February 14th, 2013
Well, at some point I had to hand over the recipe, so today I gift to you the Niknok’s bakewell tart. A straight forward, no fuss bake that is best kept that way. The pastry light and crumbly, the jam should be a layer of raspberry in my humble opinion (though cherry and blackberry work), and the frangipane, deep and fluffy.
Best served warm or cold, at anytime of day but always with a cup of tea.
January 15th, 2013
So, it is definitely January. Near freezing. Bouts of drizzly sleet. Not quite cold enough for ‘proper’ snow but cold enough to need comforting cake with your tea. My cake of choice today (always changes) would have to be a nut one. Nuts over fruit flavours at this time of year, with the exception of rhubarb, naturally.
This recipe is not the type of coffee and walnut cake Nigel Slater talks about having for his last supper. I love a butter cream but not necessarily a heavily flavoured one. The walnut comes first here, coffee second. This is a richer and dense yet light, less sugary, simpler flour less version that you can add a little frosting to but it really doesn’t need it. You can use coffee essence instead of fresh espresso, adjust depending on how ‘coffee’ you want it. You can also play around with different nuts to alter the flavours, try hazelnuts or pecans. They can be made individual cases as pictured, just take them out of the oven after about 30 mins.
Right, kettles boiled. Time for tea and my choice of cake.
November 16th, 2012
Or its correct title Reine de Saba – Queen of Sheba, as Julia Child’s named it in her The French Chef Cookbook that accompanied the show in the late 60’s.
It was a good friends birthday this week and I was informed by his lovely girlfriend that he favours a good chocolate cake so, after hours (days, weeks) trawling through recipes I opted for this celebratory beauty from the queen of bakes herself.
I have become a little obsessed with the late Julia, largely since seeing the tattoo of her on the arm of Noah from the www.thewayweate.net blog. These two New Yorkers are recreating all, yes all the recipes ever published in the American magazine series ‘Gourmet’ – over 800 issues of them. If this brilliant dedicated pair love her, then I do too.
The cake has a rich yet velvety texture, with a centre similar to a crumbly brownie but far more grand. The topping makes it all the more decadent with a think layer of dark chocolate melted with butter and either rum or coffee. Orange or bergamot flavours may add to it to. I toasted almonds to cover the outside but you can throw chocolate shavings, cocoa powder or just keep it shiny and slick.
Regardless of the finish, once you have tasted this, you’ll understand the title for Julia and the cake and then possibly the tattoo.
October 17th, 2012
Nuts. I am a sucker for nuts. Particularly the hazelnut. If I was going to describe what early autumn tastes like, it would be ‘like golden pan-roasted hazelnuts’, if I was Nigella gushing on her new show that is.

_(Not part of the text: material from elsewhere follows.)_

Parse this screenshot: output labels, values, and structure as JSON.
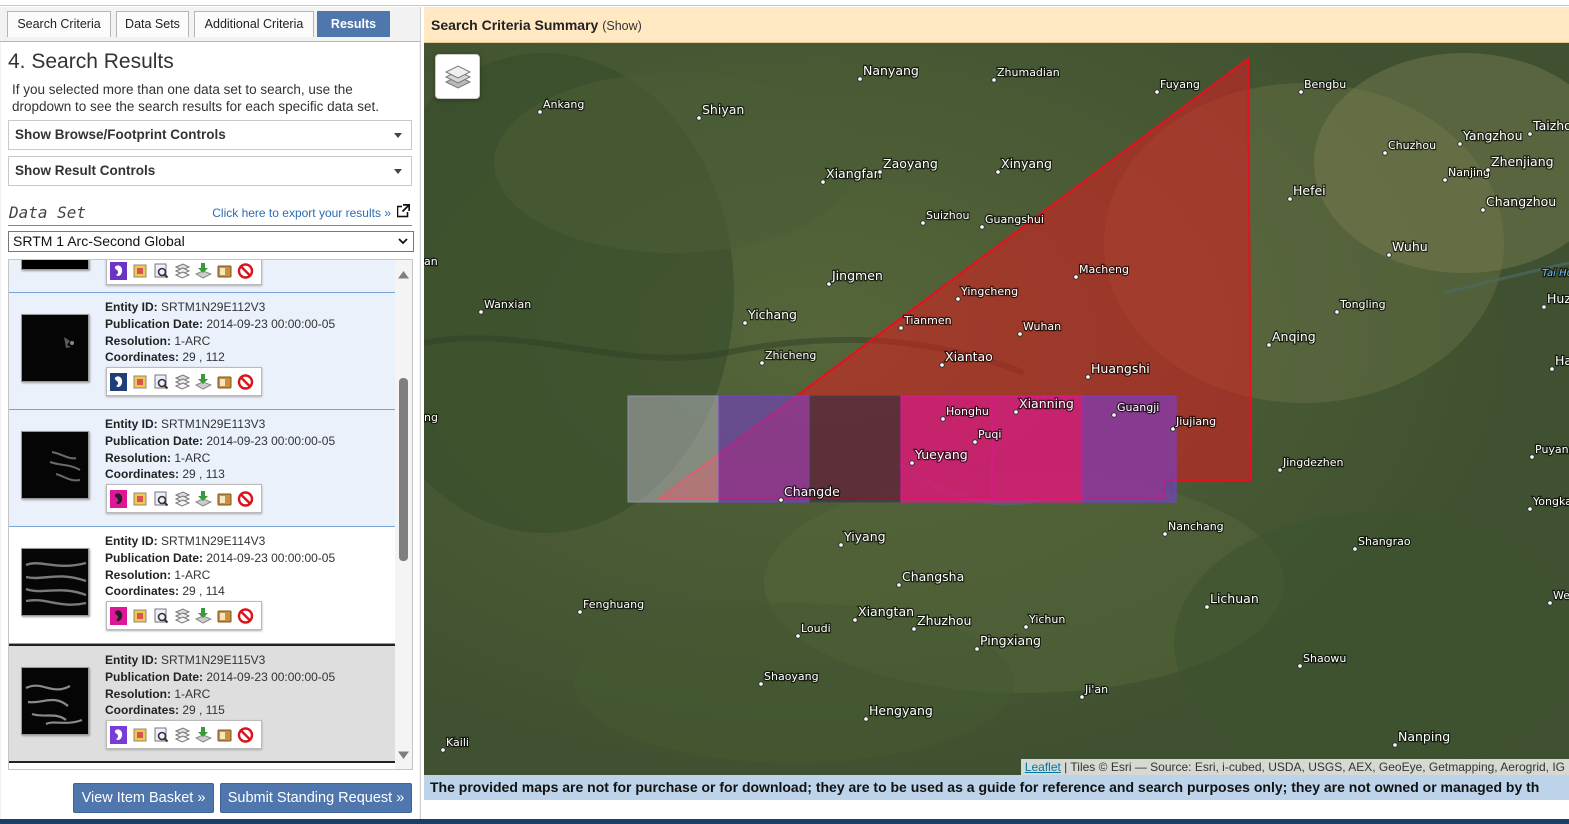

This little recipe – and it really is little – comes from a very good French friend of mine who treated me with it as a ‘must try’ when I was new to baking. It is Le Creusois from the Creuse region in France. She adapted her recipe by replacing the flour with ground almonds. Another of those simple recipes where you can count the ingredients on one hand with just butter, sugar, ground nuts and well whipped eggs. Slow baked and on low, the result is more of a torte; dense and m-word, delicate yet nutty and textured. I keep two of the yolks in mine but otherwise it’s the same.
I have made many variations of this; pistachios work with the almonds for the summer and all-almond is lovely scattered with a few raspberries. Next I may try adding a bit of cocoa or even a brown sugar with pecans for the late, darker autumn.
Now, I wonder how Nigella would describe that?
October 10th, 2012
The best thing about the little chill in the air? Chocolate takes a lot longer to melt so I get to make and scoff one of my all-time favourites without getting my fingers quite so sticky.
The chocolate tiffin. This week I had the pleasure of opening a beautiful tote bag of Fairtrade baking goodies send out as part of their brilliant Big Fair Bake Campaign. A bounty of nuts, dried fruits and dark chocolates made me immediately think of tiffin.
This is such a simple no-bake recipe that really does taste like it has taken time. You can make it as budget or as expensive as you like, with the fruits and nuts you use dictating the overall taste. In February I blogged the basic recipe but here I packed in brazils, almonds and hazelnuts for the nuts, sultanas and apricots for the fruit and broke-up homemade shortbread for the biscuit. Plus a handful of Maltesers – the chocolate melts but the honeycomb remains whole.
The result is a perfectly decadent blend of rich chewy crunchiness that warms up your insides, more so when you know you are supporting global trade that is proper, right and fair.